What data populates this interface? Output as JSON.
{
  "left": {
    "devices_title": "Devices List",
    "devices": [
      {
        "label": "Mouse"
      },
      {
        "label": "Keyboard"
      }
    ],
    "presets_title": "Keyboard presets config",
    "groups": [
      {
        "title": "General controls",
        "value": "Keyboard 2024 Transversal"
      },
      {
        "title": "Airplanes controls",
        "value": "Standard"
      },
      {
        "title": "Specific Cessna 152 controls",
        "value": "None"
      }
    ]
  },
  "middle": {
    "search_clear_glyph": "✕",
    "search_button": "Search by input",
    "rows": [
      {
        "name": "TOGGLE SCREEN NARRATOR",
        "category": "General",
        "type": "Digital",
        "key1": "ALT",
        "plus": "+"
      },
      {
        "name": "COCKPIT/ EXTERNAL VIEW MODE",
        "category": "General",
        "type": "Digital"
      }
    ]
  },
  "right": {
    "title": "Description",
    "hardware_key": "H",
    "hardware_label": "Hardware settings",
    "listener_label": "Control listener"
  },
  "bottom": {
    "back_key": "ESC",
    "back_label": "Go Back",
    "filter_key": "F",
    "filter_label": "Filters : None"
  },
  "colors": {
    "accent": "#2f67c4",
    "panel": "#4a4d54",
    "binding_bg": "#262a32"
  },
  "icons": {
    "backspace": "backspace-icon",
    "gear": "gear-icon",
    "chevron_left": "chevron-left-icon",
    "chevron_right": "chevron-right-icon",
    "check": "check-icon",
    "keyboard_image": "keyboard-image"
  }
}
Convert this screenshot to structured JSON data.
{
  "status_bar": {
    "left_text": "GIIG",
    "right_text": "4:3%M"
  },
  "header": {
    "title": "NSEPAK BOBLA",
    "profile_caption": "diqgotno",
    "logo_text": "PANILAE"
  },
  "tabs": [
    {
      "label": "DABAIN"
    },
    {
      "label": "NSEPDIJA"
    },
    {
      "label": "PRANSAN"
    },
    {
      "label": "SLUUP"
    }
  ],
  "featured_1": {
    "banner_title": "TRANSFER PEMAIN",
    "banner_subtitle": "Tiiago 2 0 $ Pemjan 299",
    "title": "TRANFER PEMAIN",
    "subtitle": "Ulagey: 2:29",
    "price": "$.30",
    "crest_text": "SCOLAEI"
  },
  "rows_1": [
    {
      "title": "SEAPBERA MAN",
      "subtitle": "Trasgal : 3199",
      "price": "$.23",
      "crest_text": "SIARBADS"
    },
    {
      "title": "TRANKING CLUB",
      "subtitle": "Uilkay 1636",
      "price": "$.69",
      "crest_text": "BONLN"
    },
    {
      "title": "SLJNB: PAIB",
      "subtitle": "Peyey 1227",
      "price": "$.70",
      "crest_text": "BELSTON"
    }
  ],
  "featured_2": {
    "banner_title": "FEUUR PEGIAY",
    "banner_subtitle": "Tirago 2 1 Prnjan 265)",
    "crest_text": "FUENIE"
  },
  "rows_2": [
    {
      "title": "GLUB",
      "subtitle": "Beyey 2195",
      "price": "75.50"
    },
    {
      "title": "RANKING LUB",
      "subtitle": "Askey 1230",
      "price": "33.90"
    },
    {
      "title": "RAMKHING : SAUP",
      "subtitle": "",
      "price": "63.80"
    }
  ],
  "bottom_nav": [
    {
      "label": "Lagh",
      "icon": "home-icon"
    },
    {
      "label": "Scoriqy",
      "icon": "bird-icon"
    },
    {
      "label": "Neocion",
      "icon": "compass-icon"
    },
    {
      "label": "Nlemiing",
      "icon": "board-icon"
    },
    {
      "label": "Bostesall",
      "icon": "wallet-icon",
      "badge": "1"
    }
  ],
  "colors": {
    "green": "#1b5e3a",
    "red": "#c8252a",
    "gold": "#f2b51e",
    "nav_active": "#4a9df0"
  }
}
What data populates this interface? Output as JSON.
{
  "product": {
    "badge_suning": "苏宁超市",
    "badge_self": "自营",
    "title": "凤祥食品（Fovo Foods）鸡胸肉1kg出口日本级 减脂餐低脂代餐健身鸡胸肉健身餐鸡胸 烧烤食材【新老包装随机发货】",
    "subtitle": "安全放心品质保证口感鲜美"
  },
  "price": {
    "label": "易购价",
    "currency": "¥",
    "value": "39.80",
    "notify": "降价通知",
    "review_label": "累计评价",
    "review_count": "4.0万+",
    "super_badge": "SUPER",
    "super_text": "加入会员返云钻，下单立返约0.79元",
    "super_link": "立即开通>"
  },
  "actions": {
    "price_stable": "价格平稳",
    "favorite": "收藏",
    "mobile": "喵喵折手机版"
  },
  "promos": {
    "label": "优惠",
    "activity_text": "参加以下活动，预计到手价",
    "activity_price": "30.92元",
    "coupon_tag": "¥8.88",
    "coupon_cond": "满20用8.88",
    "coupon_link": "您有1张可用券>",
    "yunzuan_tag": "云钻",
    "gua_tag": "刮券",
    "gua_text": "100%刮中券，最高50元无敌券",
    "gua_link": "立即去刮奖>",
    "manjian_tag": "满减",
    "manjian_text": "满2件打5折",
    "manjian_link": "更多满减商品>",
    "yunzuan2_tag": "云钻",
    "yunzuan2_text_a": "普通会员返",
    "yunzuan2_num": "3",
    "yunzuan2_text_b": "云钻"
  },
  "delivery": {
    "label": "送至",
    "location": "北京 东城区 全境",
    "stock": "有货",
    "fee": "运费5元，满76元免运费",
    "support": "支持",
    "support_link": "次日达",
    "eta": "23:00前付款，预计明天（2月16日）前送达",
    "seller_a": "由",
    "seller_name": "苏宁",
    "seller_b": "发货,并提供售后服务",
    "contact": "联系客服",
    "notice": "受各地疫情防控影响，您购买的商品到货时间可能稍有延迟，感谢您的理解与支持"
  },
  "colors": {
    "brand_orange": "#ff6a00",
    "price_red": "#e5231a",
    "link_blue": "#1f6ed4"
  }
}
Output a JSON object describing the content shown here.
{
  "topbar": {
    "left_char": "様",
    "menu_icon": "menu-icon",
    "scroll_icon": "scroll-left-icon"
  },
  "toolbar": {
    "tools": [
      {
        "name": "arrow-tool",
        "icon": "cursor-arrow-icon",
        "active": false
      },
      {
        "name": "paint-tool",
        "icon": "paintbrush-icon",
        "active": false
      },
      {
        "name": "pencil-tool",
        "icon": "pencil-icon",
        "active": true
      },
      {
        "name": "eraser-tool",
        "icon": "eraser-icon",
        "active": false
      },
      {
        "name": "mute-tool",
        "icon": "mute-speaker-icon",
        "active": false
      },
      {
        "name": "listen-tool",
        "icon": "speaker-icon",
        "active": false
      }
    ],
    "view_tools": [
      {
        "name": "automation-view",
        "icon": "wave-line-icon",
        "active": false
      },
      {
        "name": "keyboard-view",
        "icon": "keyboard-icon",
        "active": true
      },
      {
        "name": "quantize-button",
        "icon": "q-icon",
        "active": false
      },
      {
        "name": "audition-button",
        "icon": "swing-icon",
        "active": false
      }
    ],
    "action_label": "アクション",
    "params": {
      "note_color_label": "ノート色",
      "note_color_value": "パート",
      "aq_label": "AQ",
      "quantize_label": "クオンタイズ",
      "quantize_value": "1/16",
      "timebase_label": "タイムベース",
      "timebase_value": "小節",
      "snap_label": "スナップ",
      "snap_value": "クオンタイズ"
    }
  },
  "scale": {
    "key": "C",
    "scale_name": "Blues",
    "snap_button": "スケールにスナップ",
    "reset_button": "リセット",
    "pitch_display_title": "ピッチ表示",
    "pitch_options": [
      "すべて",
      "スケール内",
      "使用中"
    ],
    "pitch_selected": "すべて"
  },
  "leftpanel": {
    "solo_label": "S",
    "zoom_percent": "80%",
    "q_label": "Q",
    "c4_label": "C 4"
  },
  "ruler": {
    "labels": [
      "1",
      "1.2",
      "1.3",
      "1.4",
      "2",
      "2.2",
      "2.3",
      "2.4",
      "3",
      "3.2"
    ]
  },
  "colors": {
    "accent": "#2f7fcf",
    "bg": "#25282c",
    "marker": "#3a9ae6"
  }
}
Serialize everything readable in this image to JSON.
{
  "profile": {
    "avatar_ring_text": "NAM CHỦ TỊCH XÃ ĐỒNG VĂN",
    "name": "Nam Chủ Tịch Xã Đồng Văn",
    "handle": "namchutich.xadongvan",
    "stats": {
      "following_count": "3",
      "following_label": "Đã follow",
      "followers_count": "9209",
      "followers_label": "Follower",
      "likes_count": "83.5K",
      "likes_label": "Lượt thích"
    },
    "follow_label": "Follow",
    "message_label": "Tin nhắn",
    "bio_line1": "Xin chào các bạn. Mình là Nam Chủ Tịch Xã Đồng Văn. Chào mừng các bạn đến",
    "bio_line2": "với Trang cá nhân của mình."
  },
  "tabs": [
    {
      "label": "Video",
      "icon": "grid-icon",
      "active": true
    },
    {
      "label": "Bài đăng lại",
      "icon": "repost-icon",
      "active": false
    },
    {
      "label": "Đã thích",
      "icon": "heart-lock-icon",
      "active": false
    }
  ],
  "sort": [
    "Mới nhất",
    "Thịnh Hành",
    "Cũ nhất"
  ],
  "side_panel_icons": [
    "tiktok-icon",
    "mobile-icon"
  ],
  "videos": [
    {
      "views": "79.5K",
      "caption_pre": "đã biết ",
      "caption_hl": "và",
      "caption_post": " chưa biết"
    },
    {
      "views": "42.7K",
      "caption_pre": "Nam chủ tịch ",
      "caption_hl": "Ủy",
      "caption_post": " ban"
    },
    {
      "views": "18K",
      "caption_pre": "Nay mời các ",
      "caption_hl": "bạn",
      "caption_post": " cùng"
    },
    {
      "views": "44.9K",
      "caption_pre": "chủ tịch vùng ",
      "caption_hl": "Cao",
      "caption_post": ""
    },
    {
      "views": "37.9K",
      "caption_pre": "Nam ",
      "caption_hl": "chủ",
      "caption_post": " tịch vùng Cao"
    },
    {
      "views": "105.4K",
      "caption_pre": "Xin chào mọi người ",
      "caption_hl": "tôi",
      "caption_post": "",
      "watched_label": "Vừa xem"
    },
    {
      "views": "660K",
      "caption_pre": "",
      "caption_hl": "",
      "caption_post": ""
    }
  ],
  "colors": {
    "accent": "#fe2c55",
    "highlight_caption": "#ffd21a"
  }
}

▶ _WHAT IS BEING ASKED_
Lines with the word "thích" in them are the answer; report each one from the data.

▶ _COMPLETED TASK_
      "likes_label": "Lượt thích"
      "label": "Đã thích",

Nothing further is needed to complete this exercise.